Lowdown: Twin sisters find themselves on opposing sides during World War 2.
How many times can yours truly boast to have watched a Dutch film production? Well, as far as I can tell, up until I got to watch Twin Sisters last weekend the answer would have been 0. Thanks to SBS, though, I can now boast to have explored brand new realms. It really is good to have a public TV channel dedicated to bringing Australian viewers material from all over the world!
Twin sisters is a film from 2002 that tells the story of two German twin sisters born in the 1920s. Raised without a mother, they are pretty close to one another and to their father. Fate, however, kills their father through consumption before the opening credits are done; fate continues to split their kin souls apart. The healthy sister remains in Germany to live with her ignorant Catholic uncle who wants her as a working force on his farm and thus prevents her from going to school. The other sister suffers from her own consumption and is thus unwanted at the farm, so she gets to go to a Dutch branch of the family that is rich and caring enough to see her out of her disease.
The sisters grow up completely disconnected. The German sister doesn’t even have her sister’s address because the Dutch foster family doesn’t want the barbarians to be able to take the other sister away once she’s healed up, and for similar reasons the Dutch family avoids sending all the letters the Dutch sister sends her twin. As the years go by the Dutch sister becomes an authentic Dutch in behavior and speech, but underneath she still has a German label.
Then history takes over and Nazism rises. The German sister finds herself involved with Nazis even though she can’t care less about their agendas, while the Dutch sister falls for a Jewish guy. Just before the war erupts the two finally meet in Germany, being that they are old enough to take control over their own lives. The Dutch sister’s encounter with Nazism doesn’t leave her indifferent, and her sister’s passive cooperation with evil drives them apart. And then the war starts and the German sister marrying an SS officer further polarizes the relationship.
Told as flashbacks from when the two sisters meet as very old women in contemporary Europe, we learn about their circumstances and the effect these had on them over the years. The key question is, would things happen differently if the sisters were to switch places?
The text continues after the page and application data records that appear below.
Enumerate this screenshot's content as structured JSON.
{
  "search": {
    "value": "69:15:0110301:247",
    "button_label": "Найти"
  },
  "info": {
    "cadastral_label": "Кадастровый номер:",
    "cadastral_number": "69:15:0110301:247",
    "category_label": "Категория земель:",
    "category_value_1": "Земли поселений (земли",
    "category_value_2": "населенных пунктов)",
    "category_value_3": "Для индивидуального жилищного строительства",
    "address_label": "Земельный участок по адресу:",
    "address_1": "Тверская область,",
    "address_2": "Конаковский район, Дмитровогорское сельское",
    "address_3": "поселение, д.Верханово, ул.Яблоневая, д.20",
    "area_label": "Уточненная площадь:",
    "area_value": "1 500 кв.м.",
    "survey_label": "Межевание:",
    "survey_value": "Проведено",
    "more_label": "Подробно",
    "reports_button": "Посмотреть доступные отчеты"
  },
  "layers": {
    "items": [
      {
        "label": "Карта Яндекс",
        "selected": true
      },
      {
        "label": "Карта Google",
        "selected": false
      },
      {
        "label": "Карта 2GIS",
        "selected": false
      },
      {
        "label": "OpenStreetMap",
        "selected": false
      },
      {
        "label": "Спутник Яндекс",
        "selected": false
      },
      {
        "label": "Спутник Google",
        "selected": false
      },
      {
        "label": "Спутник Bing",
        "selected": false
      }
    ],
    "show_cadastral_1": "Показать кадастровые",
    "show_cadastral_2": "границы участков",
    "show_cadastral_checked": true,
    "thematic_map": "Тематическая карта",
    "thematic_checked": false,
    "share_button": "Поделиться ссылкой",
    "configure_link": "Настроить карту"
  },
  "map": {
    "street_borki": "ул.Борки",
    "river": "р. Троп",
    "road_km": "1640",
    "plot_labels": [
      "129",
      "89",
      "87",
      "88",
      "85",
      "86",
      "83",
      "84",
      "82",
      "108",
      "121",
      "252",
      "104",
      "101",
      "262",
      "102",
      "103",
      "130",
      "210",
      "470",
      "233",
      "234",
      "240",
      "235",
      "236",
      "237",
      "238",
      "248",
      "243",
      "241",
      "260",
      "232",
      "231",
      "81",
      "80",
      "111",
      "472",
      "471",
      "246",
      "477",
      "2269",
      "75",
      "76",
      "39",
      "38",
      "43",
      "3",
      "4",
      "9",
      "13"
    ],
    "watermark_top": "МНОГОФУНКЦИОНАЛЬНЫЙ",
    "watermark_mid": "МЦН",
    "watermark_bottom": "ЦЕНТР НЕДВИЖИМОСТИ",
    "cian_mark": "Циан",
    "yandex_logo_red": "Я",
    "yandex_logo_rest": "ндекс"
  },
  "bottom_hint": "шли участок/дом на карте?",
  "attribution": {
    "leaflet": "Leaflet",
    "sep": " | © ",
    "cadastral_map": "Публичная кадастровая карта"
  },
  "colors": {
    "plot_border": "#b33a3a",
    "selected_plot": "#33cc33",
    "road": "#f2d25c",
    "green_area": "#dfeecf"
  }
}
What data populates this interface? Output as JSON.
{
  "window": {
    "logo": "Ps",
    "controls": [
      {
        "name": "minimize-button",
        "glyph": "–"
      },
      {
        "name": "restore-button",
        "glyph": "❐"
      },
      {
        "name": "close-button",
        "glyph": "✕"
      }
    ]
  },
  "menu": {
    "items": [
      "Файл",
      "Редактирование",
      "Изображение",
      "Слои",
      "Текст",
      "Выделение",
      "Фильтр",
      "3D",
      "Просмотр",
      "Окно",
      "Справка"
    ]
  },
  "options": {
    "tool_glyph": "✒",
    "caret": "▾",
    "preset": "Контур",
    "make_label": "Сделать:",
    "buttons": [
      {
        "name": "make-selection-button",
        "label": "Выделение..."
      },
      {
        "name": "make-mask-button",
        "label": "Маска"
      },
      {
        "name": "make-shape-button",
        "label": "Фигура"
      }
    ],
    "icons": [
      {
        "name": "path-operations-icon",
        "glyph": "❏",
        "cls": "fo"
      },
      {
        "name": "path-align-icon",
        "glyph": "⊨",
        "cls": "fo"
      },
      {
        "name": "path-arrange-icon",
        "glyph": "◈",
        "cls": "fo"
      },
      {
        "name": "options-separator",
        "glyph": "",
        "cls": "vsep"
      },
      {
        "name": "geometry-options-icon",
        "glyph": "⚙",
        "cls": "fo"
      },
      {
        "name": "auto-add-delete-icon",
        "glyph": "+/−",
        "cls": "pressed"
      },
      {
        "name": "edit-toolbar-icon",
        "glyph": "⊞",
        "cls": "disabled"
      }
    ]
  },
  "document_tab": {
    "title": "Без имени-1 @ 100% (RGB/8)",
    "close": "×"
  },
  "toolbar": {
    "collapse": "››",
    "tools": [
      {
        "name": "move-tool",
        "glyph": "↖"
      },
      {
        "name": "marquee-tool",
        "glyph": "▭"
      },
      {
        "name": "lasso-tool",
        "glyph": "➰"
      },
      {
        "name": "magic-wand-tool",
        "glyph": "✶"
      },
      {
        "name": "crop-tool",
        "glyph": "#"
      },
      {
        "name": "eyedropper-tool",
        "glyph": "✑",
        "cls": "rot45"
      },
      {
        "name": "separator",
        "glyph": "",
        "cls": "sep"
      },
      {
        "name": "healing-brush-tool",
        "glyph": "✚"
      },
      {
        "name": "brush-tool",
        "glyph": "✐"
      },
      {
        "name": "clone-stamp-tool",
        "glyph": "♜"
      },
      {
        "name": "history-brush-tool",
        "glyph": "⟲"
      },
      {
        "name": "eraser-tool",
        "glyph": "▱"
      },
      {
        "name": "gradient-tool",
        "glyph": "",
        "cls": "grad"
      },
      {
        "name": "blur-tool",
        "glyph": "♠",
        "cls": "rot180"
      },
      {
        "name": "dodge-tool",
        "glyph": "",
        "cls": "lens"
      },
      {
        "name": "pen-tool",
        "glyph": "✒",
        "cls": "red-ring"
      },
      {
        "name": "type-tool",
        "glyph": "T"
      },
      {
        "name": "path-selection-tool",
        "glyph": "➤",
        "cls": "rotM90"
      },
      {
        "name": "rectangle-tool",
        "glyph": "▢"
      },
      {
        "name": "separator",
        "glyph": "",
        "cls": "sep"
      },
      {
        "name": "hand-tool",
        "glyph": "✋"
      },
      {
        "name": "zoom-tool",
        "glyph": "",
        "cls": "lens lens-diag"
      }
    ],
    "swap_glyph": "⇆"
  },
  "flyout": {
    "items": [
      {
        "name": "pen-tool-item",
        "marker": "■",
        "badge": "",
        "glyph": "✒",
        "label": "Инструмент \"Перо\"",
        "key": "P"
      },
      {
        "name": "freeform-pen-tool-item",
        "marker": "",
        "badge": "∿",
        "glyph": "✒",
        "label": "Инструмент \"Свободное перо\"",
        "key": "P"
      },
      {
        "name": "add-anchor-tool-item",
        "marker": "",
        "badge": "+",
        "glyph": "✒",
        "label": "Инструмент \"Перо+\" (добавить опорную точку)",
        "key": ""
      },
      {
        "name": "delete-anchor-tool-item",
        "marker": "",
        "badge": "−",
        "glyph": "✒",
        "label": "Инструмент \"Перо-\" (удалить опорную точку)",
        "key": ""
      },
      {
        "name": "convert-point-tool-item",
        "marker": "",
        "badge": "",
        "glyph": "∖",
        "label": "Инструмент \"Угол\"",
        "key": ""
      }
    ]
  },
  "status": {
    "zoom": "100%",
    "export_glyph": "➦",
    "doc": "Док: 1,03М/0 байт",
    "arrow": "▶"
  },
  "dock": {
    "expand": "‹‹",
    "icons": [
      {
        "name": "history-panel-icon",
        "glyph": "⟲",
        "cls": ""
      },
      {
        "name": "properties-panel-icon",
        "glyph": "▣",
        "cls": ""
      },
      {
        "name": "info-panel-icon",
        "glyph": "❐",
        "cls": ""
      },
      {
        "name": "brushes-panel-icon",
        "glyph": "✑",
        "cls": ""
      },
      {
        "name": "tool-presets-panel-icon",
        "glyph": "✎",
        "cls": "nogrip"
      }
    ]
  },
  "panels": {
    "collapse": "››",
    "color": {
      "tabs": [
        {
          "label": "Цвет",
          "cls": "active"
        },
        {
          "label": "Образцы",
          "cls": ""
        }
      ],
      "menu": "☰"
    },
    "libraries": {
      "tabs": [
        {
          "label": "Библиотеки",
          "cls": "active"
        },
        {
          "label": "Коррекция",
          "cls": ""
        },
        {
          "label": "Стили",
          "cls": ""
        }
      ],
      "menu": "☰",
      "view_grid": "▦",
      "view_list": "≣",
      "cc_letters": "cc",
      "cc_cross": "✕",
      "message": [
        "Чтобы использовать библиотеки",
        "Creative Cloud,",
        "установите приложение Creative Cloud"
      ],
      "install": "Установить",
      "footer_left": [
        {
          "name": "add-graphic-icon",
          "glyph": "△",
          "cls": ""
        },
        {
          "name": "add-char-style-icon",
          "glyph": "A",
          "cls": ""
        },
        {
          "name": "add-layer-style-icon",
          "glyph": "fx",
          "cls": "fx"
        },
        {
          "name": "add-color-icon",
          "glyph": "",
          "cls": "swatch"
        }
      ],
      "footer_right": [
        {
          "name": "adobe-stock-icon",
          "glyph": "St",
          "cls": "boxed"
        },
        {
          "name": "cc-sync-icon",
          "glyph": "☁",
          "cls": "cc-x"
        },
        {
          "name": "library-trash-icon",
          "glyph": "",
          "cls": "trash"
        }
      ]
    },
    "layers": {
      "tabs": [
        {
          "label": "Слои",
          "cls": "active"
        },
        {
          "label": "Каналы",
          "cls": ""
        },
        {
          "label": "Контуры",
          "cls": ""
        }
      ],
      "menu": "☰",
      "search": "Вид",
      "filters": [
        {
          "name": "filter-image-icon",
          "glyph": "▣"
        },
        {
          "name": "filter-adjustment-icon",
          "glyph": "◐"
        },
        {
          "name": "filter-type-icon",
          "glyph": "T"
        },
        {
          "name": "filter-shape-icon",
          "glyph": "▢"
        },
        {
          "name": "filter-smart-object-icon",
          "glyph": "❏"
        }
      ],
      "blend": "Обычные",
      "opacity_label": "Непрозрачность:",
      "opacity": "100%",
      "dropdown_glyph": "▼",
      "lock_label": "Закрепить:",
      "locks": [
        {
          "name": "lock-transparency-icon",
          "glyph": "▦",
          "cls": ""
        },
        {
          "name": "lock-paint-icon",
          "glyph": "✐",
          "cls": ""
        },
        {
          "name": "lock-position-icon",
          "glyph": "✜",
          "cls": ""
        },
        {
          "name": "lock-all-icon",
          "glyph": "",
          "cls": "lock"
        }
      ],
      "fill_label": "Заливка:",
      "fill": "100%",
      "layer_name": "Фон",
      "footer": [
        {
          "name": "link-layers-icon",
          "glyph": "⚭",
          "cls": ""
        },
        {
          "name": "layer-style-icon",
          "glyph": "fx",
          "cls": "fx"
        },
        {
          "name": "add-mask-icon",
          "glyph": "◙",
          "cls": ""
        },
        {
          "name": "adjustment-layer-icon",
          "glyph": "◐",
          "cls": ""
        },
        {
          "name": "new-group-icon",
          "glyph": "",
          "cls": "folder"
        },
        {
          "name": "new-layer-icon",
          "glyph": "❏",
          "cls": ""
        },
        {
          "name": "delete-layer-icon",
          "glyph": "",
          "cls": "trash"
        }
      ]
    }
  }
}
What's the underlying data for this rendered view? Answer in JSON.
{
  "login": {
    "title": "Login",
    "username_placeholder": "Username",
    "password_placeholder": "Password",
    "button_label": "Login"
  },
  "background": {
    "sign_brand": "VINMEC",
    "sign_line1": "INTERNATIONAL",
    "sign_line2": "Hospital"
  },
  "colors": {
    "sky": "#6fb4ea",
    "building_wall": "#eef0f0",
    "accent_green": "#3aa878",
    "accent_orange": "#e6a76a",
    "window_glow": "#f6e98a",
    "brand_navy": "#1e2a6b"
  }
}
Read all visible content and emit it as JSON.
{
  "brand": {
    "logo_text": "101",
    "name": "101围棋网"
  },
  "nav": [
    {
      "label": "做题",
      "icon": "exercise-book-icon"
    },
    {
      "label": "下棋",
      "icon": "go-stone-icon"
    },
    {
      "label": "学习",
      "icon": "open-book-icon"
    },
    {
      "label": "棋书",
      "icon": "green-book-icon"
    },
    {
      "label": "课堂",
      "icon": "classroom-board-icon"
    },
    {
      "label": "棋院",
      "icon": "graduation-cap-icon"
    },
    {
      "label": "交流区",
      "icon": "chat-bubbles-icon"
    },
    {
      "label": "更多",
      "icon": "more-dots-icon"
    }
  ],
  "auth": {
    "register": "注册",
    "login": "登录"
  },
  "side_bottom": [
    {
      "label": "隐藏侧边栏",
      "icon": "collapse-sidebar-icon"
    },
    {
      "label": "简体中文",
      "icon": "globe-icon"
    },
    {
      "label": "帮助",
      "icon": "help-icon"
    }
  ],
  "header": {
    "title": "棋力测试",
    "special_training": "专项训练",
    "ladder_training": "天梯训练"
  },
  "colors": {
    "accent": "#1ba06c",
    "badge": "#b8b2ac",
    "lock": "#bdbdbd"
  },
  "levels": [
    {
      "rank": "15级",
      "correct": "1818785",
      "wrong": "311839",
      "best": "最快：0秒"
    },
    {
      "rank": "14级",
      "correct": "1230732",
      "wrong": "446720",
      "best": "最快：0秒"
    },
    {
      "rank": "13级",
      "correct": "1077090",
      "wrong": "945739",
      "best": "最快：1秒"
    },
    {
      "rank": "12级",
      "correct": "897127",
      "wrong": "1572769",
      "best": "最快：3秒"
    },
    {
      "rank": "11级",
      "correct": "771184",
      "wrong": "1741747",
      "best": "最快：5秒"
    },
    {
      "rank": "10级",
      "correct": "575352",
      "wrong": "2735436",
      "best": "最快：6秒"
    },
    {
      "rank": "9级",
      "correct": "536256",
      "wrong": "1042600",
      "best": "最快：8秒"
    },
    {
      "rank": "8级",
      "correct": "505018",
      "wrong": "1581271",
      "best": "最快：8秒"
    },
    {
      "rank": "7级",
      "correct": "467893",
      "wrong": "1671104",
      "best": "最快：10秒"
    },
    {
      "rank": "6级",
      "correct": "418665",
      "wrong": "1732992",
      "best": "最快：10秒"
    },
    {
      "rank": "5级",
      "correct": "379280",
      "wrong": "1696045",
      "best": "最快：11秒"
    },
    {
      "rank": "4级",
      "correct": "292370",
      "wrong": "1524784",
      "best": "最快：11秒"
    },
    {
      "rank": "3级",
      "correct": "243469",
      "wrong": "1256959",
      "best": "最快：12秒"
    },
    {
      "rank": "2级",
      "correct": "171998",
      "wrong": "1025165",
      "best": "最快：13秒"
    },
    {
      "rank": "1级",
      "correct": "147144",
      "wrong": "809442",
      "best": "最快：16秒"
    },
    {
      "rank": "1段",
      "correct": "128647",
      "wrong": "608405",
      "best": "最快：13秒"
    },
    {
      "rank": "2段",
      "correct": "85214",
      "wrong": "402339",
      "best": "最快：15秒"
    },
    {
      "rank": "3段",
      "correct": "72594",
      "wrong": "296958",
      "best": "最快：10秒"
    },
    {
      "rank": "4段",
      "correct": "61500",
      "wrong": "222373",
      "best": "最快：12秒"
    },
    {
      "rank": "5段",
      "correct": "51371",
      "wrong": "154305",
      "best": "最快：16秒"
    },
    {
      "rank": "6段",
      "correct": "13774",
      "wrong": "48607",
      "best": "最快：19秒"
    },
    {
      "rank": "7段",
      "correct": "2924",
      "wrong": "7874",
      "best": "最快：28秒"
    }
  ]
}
This seemingly innocent question has severe implications, as they can be related to arguments saying the German people, in general, were innocent of the crimes committed by them. The present conciliation between the twins also serves to symbolize the present unification of Europe, with all of its attached disclaimers.
The problem with Twin Sisters is that it is all very intriguing. What’s so problematic about that? Well, it’s the type of intrigue that’s the problem. Essentially, Twin Sisters is a soap opera taking place around World War 2 and the Holocaust. As a soap opera, it doesn’t fail to use every cliché on offer through the war's circumstances in order to enhance its impact, but it does so without adding anything we haven’t seen before and in a way that drowns the good stuff. There is not much to learn here, not even on the Dutch’s point of view on the war. The philosophical questions mentioned earlier regarding the sisters’ fate is sunk between waves and waves of predictable clichés.
I guess this is a film that is aimed fair and square at women who like to read romantic novels.
Count the number of World War 2 movie clichés in the following description.
During the German occupation, the Dutch family hides a Jewish family at their place. Food is scarce, so they settle for minute amounts of stuff that looks like shit. Then, however, the Dutch sister learns her adopting father receives extra food from the resistance, meant for their refugees, that he keeps for himself.
Overall: Quite intriguing and dealing with potent stuff, but way too soapy for its own good. 3 out of 5 stars.